◆ **DATA EXTRACT**
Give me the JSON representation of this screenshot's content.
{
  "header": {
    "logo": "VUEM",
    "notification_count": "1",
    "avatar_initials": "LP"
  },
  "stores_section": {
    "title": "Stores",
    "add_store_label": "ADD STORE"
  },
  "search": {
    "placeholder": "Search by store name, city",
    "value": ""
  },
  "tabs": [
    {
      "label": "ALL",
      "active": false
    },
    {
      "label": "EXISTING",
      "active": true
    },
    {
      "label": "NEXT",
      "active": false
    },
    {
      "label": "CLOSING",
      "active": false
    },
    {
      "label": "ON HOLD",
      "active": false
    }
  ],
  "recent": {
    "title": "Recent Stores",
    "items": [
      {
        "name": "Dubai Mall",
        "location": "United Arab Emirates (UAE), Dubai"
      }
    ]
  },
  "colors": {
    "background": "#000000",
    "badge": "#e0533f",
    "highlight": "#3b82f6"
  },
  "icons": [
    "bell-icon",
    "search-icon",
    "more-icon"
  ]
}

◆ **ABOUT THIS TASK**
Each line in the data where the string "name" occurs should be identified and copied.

◆ **RESPONSE BOX**
    "placeholder": "Search by store name, city",
        "name": "Dubai Mall",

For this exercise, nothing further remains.